Data about app and page elements

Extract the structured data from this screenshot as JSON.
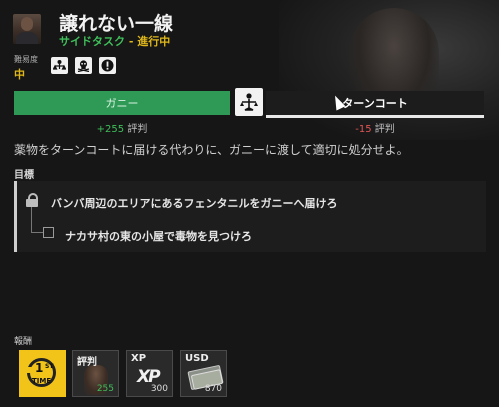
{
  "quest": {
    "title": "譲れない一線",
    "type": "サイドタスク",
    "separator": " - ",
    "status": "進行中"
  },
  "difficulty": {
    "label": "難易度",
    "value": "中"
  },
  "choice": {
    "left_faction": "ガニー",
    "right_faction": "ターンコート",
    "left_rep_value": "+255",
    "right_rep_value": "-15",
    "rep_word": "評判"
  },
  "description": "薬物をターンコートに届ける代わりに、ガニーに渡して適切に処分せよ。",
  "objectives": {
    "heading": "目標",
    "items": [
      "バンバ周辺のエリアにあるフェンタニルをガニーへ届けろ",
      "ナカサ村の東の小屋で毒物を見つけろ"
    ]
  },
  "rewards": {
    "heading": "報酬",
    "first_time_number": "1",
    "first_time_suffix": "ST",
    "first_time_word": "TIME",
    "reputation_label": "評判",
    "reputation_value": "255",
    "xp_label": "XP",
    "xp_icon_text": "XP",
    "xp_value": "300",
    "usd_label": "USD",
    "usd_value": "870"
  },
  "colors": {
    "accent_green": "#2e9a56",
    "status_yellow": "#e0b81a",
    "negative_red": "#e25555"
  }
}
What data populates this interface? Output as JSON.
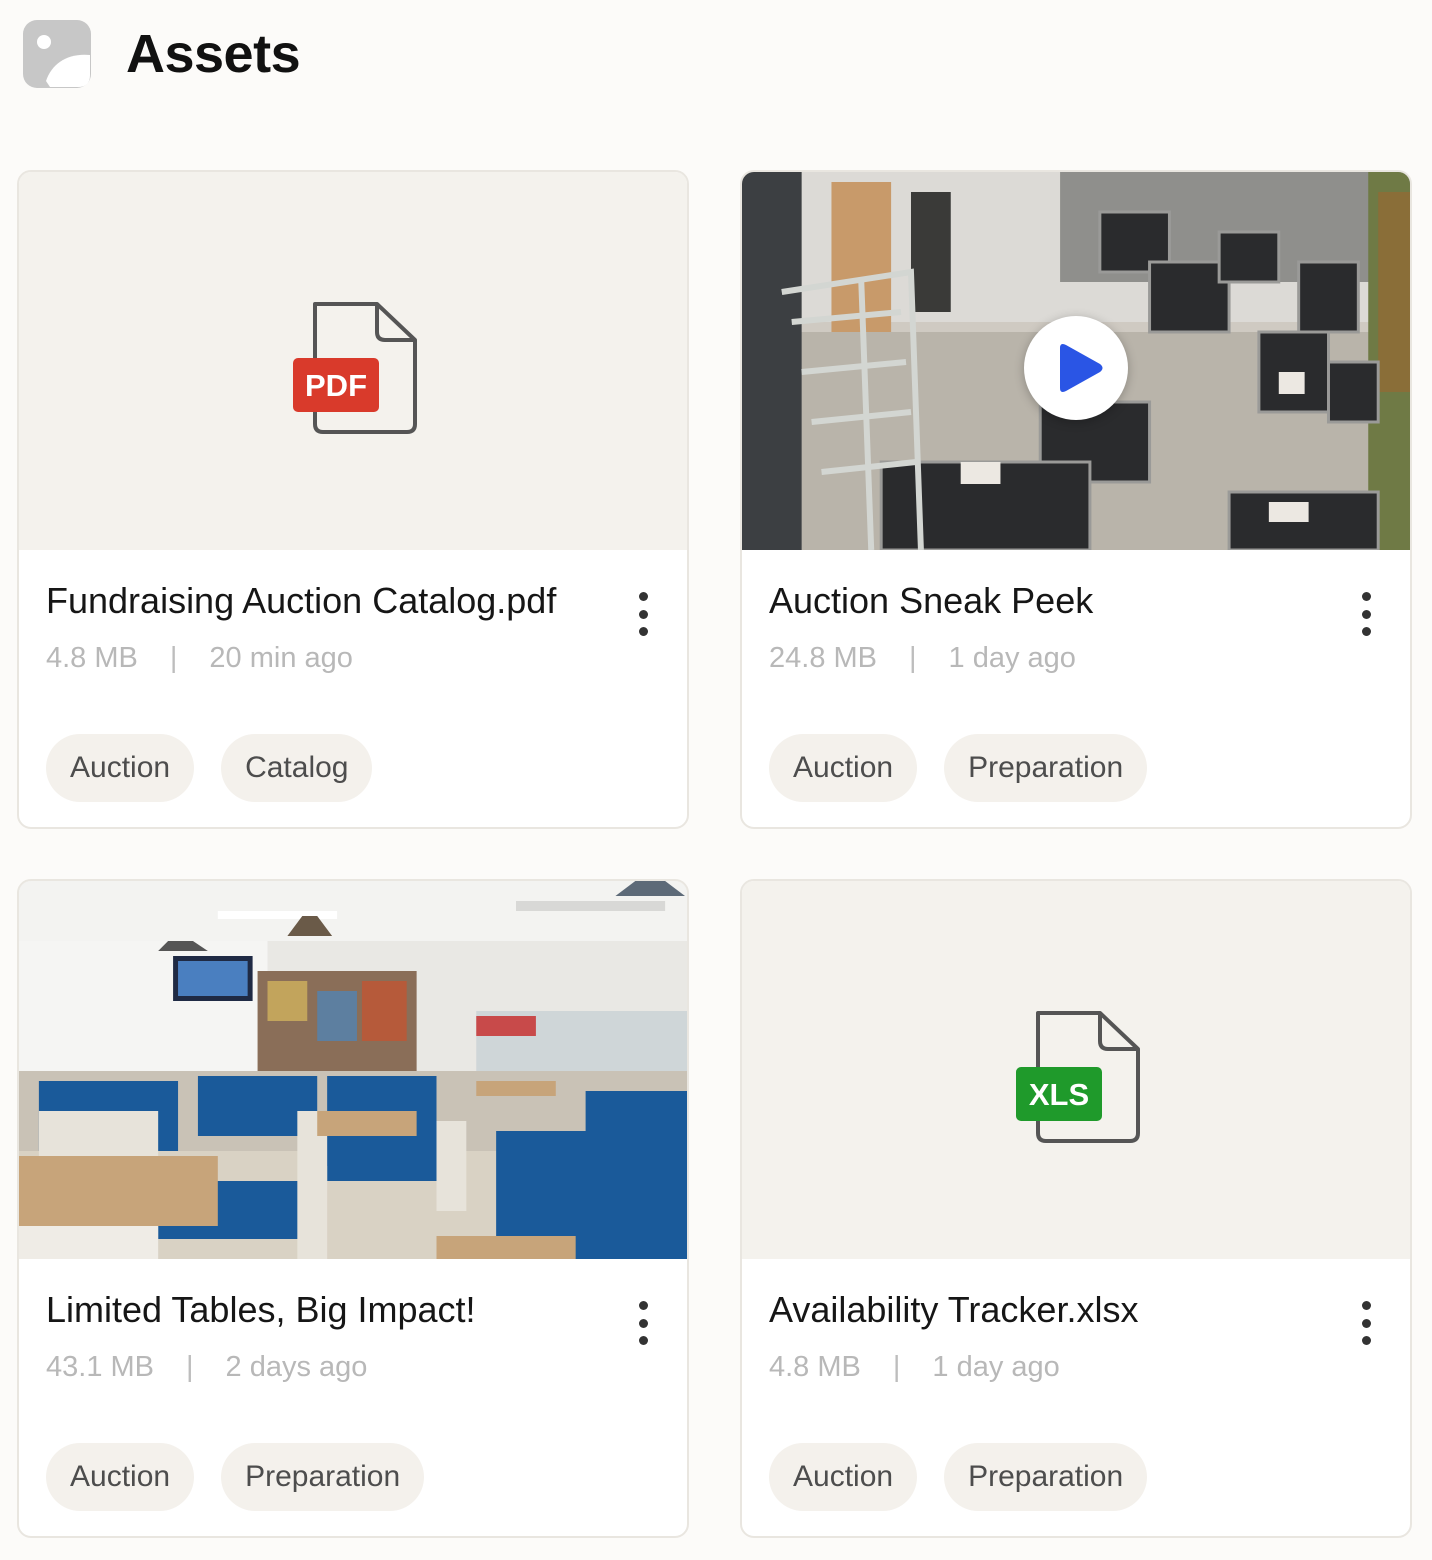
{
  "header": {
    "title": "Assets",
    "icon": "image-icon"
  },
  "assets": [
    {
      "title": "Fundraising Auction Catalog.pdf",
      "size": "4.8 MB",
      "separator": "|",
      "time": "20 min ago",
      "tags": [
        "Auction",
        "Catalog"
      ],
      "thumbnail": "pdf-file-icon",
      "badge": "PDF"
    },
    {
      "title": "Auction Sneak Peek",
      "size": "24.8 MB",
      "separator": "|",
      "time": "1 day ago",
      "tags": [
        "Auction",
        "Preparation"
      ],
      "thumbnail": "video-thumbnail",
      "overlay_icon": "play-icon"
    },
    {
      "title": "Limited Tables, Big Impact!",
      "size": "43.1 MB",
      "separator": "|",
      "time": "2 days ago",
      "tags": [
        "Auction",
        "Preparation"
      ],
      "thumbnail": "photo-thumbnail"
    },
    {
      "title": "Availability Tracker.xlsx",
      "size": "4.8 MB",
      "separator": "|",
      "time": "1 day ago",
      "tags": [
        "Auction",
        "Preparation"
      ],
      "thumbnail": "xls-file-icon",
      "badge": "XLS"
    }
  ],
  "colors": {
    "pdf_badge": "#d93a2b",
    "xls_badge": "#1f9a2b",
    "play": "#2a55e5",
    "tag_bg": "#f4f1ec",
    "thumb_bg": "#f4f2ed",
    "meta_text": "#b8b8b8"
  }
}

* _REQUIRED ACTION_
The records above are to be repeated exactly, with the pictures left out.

* _FINISHED EXERCISE_
Extract the structured data from this screenshot as JSON.
{
  "quest": {
    "title": "譲れない一線",
    "type": "サイドタスク",
    "separator": " - ",
    "status": "進行中"
  },
  "difficulty": {
    "label": "難易度",
    "value": "中"
  },
  "choice": {
    "left_faction": "ガニー",
    "right_faction": "ターンコート",
    "left_rep_value": "+255",
    "right_rep_value": "-15",
    "rep_word": "評判"
  },
  "description": "薬物をターンコートに届ける代わりに、ガニーに渡して適切に処分せよ。",
  "objectives": {
    "heading": "目標",
    "items": [
      "バンバ周辺のエリアにあるフェンタニルをガニーへ届けろ",
      "ナカサ村の東の小屋で毒物を見つけろ"
    ]
  },
  "rewards": {
    "heading": "報酬",
    "first_time_number": "1",
    "first_time_suffix": "ST",
    "first_time_word": "TIME",
    "reputation_label": "評判",
    "reputation_value": "255",
    "xp_label": "XP",
    "xp_icon_text": "XP",
    "xp_value": "300",
    "usd_label": "USD",
    "usd_value": "870"
  },
  "colors": {
    "accent_green": "#2e9a56",
    "status_yellow": "#e0b81a",
    "negative_red": "#e25555"
  }
}
What data populates this interface? Output as JSON.
{
  "header": {
    "title": "Assets",
    "icon": "image-icon"
  },
  "assets": [
    {
      "title": "Fundraising Auction Catalog.pdf",
      "size": "4.8 MB",
      "separator": "|",
      "time": "20 min ago",
      "tags": [
        "Auction",
        "Catalog"
      ],
      "thumbnail": "pdf-file-icon",
      "badge": "PDF"
    },
    {
      "title": "Auction Sneak Peek",
      "size": "24.8 MB",
      "separator": "|",
      "time": "1 day ago",
      "tags": [
        "Auction",
        "Preparation"
      ],
      "thumbnail": "video-thumbnail",
      "overlay_icon": "play-icon"
    },
    {
      "title": "Limited Tables, Big Impact!",
      "size": "43.1 MB",
      "separator": "|",
      "time": "2 days ago",
      "tags": [
        "Auction",
        "Preparation"
      ],
      "thumbnail": "photo-thumbnail"
    },
    {
      "title": "Availability Tracker.xlsx",
      "size": "4.8 MB",
      "separator": "|",
      "time": "1 day ago",
      "tags": [
        "Auction",
        "Preparation"
      ],
      "thumbnail": "xls-file-icon",
      "badge": "XLS"
    }
  ],
  "colors": {
    "pdf_badge": "#d93a2b",
    "xls_badge": "#1f9a2b",
    "play": "#2a55e5",
    "tag_bg": "#f4f1ec",
    "thumb_bg": "#f4f2ed",
    "meta_text": "#b8b8b8"
  }
}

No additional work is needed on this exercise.